This year’s unprecedented Jerusalem pride parade was a political movement uniting diverse minority groups against violence rather than a celebration of selective freedoms.
A recent report by the Middle East Quartet ignores the realities of Arab-Israeli diplomacy and offers little to either side but hectoring.
European diplomacy might be better aimed by helping to forge an international consensus that encourages the use of legal frameworks to provide an alternative to unilateral use of force and the creating of facts on the ground.
One hundred years after the division of the Middle East, the effects of the Sykes-Picot agreement are still playing out across the region.
The Russian-U.S. relationship in the Middle East over the coming years will likely be defined by rivalry and competition rather than by cooperation.
In its foreign policy toward North Africa and the Middle East, the EU is putting stability before human rights, as it did before the Arab Spring.
Laws restricting political representation, civil society, and free speech are disproportionately affecting Israel’s Arab citizens.
Deep changes are at work in Palestinian society and politics but a particular strategic goal remains elusive.
The Carnegie Endowment for International Peace hosted a review of its first Arab Experts Survey.
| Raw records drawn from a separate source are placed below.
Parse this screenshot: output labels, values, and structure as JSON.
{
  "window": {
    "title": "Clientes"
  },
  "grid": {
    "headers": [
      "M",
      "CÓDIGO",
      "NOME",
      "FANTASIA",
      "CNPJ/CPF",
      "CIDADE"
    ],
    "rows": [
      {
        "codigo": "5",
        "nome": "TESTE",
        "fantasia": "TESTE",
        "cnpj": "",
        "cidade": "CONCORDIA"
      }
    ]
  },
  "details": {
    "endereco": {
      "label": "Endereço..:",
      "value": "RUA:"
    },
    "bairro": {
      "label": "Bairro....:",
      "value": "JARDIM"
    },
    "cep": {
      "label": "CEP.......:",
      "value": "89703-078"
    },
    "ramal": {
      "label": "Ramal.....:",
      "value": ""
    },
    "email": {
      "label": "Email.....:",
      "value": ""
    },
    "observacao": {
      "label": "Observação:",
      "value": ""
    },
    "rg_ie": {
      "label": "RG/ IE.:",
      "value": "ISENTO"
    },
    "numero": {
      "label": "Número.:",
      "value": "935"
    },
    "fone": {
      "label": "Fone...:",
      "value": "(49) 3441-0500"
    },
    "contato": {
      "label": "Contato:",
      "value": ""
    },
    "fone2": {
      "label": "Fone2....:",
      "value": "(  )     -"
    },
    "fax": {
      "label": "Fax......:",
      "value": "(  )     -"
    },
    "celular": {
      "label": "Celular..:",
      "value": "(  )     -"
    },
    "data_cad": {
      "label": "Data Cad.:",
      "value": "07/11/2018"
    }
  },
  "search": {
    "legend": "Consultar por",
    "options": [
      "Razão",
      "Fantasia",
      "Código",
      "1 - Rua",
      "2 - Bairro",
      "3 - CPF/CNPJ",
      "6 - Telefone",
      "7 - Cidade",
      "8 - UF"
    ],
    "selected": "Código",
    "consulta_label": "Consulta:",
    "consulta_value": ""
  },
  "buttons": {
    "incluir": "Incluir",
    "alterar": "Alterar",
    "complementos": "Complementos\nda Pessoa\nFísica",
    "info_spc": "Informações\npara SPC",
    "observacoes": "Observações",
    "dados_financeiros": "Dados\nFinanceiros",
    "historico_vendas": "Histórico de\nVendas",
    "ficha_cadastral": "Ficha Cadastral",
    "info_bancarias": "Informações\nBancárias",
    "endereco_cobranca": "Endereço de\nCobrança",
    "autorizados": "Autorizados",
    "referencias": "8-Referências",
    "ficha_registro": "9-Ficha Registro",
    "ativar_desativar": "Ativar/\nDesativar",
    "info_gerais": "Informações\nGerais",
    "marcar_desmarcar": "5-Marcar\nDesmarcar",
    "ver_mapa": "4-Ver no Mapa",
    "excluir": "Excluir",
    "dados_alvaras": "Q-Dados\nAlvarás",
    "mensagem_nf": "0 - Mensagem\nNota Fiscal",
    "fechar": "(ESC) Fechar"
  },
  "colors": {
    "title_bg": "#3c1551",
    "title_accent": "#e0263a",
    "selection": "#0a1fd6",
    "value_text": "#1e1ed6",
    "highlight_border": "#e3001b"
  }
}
Conducted in both English and Arabic, the survey represents the views of more than one hundred accomplished political thinkers representing almost every Arab country.
Because of the distance between them, the EU and Israel have serious misperceptions of each other. That puts the EU in a strategic, political, and moral dilemma.